**MATERIAL SUPPLIED**
+ + + +

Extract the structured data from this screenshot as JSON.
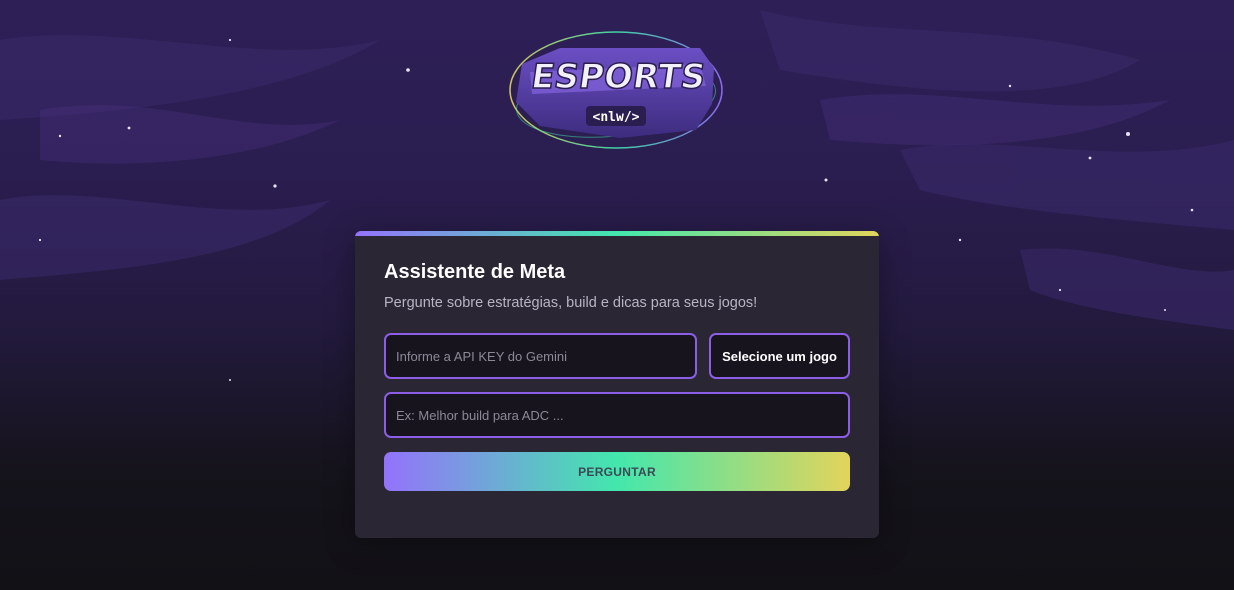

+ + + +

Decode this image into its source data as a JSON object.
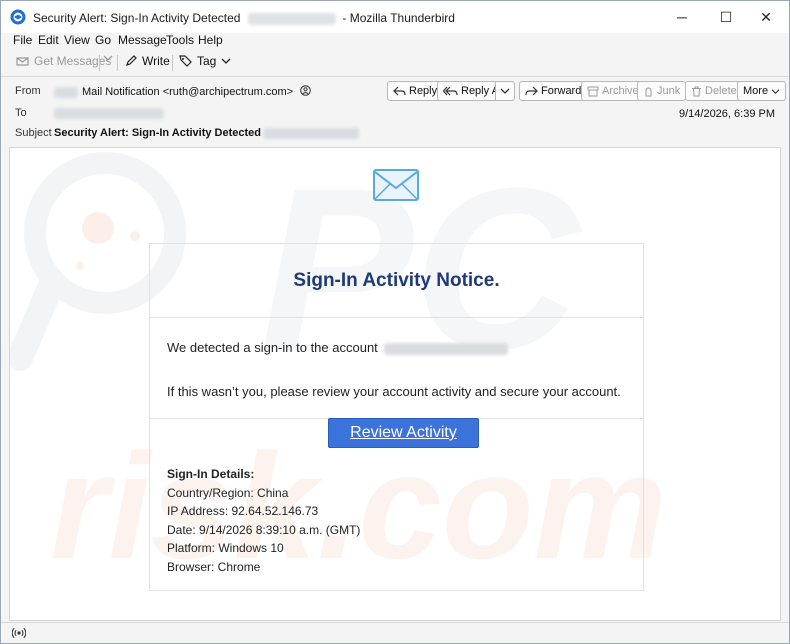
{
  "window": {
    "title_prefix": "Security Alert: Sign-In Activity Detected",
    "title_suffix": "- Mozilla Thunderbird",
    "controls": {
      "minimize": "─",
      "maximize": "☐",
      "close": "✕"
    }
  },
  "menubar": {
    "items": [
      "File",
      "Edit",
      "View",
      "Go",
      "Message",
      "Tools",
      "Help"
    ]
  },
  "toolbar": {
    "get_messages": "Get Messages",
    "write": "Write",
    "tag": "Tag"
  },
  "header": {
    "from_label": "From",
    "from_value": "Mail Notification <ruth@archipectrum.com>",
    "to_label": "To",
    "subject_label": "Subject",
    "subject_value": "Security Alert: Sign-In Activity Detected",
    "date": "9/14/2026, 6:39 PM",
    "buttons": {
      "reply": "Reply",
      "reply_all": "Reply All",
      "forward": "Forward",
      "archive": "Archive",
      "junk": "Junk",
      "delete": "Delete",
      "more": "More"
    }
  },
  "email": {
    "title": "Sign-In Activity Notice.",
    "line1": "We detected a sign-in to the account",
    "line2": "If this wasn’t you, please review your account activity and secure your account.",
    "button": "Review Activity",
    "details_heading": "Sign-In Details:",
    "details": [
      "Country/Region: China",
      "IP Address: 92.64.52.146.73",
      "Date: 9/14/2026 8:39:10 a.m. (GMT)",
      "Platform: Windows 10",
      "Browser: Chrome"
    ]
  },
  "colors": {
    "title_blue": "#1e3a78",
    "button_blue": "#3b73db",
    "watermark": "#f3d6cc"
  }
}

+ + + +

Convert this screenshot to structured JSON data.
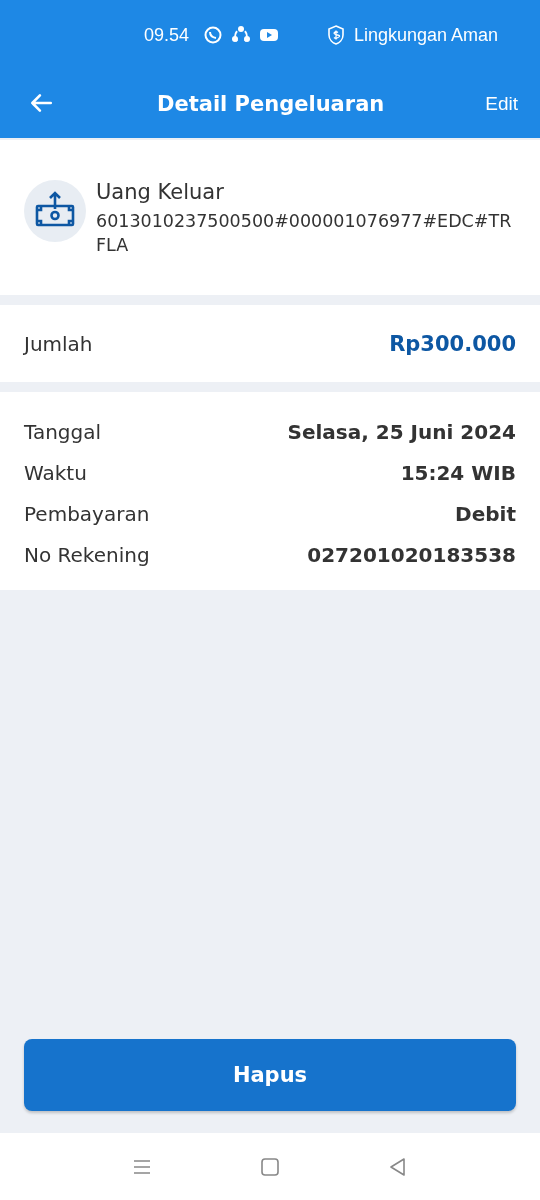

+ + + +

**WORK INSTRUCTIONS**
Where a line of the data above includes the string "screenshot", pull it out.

**SOLUTION**
Extract the structured data from this screenshot as JSON.
Convert this screenshot to structured JSON data.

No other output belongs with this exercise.